therefore, is that celebrated saying of Archytas of
Tarentum, I think it was—a saying which I have
heard repeated by our old men who in their turn heard
it from their elders. It is to this effect: “If a
man should ascend alone into heaven and behold
clearly the structure of the universe and the beauty
of the stars, there would be no pleasure for him in
the awe-inspiring sight, which would have filled
him with delight if he had had someone to whom
he could describe what he had seen.” Thus nature,
loving nothing solitary, always strives for some sort of
support, and man's best support is a very dear friend.
But though this same nature declares by
so many utterances what she wishes, what she
seeks, and what she ardently longs for, yet we
somehow grow deaf and do not hearken to her voice.
For varied and complex are the experiences of
friendship, and they afford many causes for suspicion
and offence, which it is wise sometimes to ignore,
sometimes to make light of, and sometimes to endure.
But there is one cause of offence which must be
encountered in order that both the usefulness and
loyalty of friendship may be preserved; for friends
frequently must be not only advised, but also
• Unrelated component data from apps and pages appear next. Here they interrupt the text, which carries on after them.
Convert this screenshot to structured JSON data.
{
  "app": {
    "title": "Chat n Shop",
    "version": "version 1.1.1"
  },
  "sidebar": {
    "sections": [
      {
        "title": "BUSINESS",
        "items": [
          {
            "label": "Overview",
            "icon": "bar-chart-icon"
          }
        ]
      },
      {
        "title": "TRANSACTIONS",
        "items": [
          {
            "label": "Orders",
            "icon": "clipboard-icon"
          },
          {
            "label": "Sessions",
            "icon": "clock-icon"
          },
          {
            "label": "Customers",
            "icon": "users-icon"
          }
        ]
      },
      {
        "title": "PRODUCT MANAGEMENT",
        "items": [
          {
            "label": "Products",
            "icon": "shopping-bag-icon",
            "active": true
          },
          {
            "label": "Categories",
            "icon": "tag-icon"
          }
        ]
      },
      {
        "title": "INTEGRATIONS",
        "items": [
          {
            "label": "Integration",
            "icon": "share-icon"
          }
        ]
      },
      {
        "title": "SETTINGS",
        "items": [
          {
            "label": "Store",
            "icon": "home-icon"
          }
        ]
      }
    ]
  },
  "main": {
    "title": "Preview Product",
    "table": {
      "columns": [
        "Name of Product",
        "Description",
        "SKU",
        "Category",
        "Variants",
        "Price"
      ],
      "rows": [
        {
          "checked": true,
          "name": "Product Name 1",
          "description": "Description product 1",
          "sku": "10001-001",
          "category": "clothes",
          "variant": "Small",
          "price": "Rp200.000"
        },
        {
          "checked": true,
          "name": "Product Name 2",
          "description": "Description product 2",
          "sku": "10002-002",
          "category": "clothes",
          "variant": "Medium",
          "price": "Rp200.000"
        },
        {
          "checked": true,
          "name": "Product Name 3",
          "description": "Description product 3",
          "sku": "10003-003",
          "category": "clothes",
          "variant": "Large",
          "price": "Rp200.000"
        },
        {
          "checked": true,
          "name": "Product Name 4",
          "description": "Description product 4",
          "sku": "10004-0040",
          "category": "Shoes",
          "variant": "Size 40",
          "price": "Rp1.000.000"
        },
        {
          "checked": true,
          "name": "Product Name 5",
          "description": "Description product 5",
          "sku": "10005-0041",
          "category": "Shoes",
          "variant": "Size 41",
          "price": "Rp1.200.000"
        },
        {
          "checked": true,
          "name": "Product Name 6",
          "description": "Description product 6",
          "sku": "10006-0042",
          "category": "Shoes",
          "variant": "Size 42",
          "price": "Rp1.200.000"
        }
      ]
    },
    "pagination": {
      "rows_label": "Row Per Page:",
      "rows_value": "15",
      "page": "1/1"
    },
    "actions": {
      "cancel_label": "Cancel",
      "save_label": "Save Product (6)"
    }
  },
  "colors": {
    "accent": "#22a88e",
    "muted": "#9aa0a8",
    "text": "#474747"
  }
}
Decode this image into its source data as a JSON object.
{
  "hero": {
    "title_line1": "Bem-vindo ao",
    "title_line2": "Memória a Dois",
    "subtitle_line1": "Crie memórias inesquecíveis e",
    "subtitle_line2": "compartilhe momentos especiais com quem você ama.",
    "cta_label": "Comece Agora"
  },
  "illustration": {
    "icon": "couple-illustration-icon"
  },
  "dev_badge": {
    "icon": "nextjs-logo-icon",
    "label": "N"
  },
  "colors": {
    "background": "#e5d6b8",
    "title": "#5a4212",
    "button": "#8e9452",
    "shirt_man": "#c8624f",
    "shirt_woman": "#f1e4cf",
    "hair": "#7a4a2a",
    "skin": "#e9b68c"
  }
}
rebuked, and both advice and rebuke should be kindly
received when given in a spirit of goodwill.